Simon Fowler – interview with an illustrator/printmaker
by Ross Cotton
London based illustrationist and printmaker Simon Fowler has been commissioned to design a poster for this year’s festival. Previously creating pen and ink works for the likes of Earth and Sunn O))), Simon returns to Supersonic after debuting his art in 2010 for the From Light to Dark exhibition.
“(Last year) was the first time I attended Supersonic”, says Simon. “It’s the festival I’ve enjoyed the most, because it’s curated by people who really care about what they’re doing. I’ve met so many people; it’s just an incredibly well crafted event”.
Simon has also developed a keen creative relationship with previous festival performers, dub-psych duo Devilman. “Within a year, I’m 80% of the way through the artwork for their album”, says Simon. “I think this Devilman piece has been one of the most enjoyable. “It’s an idea that I had quite a long time ago and it fits perfectly with their music. I’ve been able to put more time into it rather than a typical commission. It’s nice to be crossing genres and not just being pigeonholed in metal or doom”, he says.

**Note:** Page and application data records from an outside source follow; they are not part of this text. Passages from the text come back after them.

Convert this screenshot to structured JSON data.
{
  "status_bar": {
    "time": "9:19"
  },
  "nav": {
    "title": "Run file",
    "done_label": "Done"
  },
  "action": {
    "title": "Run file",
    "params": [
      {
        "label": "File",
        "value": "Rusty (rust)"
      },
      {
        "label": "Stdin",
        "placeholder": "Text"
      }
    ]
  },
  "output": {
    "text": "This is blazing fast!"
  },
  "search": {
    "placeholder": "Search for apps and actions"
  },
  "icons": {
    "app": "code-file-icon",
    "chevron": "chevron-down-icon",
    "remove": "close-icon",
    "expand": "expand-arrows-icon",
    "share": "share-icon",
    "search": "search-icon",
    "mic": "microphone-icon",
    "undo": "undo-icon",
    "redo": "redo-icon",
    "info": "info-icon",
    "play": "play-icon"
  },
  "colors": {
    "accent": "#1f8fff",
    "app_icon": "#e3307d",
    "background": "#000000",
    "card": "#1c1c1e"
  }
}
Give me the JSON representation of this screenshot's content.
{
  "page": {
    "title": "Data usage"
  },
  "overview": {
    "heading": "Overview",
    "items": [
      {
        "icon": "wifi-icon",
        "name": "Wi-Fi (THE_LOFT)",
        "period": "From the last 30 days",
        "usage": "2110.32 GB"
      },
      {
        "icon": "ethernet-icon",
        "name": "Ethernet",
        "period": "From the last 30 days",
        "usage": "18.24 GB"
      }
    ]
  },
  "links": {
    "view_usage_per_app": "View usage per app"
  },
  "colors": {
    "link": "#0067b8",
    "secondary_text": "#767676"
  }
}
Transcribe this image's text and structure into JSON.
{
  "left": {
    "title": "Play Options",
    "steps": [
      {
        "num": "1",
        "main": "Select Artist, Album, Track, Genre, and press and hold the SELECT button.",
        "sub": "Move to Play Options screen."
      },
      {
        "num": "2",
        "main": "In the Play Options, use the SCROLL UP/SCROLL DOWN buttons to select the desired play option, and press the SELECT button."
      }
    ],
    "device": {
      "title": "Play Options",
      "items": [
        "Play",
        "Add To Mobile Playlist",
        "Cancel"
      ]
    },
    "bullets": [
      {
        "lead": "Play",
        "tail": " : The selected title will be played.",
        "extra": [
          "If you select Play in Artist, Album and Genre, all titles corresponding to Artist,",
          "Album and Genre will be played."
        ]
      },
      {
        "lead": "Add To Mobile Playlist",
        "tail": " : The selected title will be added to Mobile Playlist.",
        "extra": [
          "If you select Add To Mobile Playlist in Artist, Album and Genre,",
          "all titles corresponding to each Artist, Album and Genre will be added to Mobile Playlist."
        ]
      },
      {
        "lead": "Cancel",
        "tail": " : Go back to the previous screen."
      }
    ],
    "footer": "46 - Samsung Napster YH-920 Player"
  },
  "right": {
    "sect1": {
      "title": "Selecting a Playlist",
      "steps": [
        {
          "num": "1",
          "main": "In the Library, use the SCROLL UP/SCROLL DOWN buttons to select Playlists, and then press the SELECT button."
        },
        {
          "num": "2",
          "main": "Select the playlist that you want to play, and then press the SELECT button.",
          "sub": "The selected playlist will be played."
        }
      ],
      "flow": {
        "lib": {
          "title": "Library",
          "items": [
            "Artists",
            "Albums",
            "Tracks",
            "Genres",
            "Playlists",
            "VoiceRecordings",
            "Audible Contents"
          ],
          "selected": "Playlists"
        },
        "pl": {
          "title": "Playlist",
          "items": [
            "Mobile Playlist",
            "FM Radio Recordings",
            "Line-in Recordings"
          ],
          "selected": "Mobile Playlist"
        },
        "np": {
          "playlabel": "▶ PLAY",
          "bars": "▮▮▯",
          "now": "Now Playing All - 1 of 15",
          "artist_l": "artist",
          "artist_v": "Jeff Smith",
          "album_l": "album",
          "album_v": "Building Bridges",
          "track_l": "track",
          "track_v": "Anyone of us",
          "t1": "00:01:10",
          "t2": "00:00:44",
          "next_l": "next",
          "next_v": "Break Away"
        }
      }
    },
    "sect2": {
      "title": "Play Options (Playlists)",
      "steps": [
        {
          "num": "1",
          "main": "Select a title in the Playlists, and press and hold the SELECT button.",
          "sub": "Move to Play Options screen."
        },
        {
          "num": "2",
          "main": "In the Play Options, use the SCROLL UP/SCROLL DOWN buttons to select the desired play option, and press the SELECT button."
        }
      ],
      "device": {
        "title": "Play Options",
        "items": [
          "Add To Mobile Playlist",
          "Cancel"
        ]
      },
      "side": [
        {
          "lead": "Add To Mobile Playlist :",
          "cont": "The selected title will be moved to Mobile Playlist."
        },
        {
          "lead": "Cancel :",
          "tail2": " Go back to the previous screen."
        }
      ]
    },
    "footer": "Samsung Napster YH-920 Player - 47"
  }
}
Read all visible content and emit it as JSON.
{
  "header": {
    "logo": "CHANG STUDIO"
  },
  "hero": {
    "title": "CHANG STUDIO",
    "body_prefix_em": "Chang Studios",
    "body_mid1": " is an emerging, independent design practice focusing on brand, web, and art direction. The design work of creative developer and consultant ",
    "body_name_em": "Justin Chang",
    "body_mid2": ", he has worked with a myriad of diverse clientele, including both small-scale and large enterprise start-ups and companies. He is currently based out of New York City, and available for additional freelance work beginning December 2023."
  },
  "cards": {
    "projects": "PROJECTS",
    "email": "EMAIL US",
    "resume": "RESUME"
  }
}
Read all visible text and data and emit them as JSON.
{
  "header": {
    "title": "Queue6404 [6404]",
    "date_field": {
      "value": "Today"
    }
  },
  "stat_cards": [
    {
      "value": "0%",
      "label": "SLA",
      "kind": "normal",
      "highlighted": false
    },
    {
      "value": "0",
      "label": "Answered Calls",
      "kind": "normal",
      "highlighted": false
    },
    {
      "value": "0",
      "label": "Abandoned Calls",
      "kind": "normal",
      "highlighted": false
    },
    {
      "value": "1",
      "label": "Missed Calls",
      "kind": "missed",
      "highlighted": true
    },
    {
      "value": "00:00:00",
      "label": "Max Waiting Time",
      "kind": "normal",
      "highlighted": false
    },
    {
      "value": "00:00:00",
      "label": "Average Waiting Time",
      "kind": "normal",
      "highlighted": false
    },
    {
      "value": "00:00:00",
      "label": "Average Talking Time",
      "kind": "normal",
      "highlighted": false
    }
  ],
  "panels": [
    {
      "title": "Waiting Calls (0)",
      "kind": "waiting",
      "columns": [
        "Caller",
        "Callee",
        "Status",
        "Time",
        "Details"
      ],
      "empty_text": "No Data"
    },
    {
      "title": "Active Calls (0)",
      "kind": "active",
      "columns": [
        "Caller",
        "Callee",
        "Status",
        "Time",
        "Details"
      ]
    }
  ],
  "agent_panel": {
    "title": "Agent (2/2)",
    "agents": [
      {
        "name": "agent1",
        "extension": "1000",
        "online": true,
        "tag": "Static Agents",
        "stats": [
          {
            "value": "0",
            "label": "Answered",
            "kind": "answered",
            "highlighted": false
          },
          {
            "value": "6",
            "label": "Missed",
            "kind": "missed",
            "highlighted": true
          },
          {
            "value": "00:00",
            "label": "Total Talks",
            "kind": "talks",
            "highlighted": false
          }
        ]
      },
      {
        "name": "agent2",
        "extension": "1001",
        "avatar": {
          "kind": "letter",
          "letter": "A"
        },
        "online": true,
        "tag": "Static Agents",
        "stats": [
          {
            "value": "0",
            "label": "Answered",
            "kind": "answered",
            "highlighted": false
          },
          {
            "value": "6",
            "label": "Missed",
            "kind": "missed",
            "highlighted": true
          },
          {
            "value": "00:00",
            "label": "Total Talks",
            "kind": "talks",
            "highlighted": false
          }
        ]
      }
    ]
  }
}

“Music plays the biggest influence in my creative process”. Fowler’s analogue artwork seems to have flourished extensively over the last few years. A journey that is well and truly rooted with contemporary musicians. “I’ve been working with Stephen O’Malley since about 2009, he’s one of my main collaborators,” explains Simon. “That’s knocked on into doing stuff for Earth. I did the artwork for the reissue of their first album last year, and I’m working on a poster for Wolves in the Throne Room at the moment. I was given a brief a couple of weeks ago from them, giving me the visual ideas they had to tie in with their album. I haven’t actually heard the album, so it’ll be interesting to see their performance (at the festival) against what I’ve created”.
Though Simon often feels that viewers sometimes misinterpret the ideologies of his art. “A lot of people try to describe my work as being dark, but I don’t necessarily see it like that”, says Simon. “I think it’s more expansive, and maybe its just the music it’s associated with; connotations of darkness. I thought it was quite natural, reflecting natural environments and the detail that’s in those environments, taking something that could be industrial on the surface, quite ugly, but if you really analyse all of the individual elements, you kind of see the beauty and geometry within that”.
And what are Simon’s plans for the future? “For the rest of the year, I’m going to be talking to Dylan Carlson and working on a project of his, not necessarily Earth but something he’s thinking of doing”.
Simon Fowler recommends you check out: “Fire! with Oren Ambarchi (it looks pretty eclectic!), Tony Conrad, Cloaks and Scorn”. Check out Simon Fowler’s poster design at the festival, and be sure to bring an extra bit of cash for a print!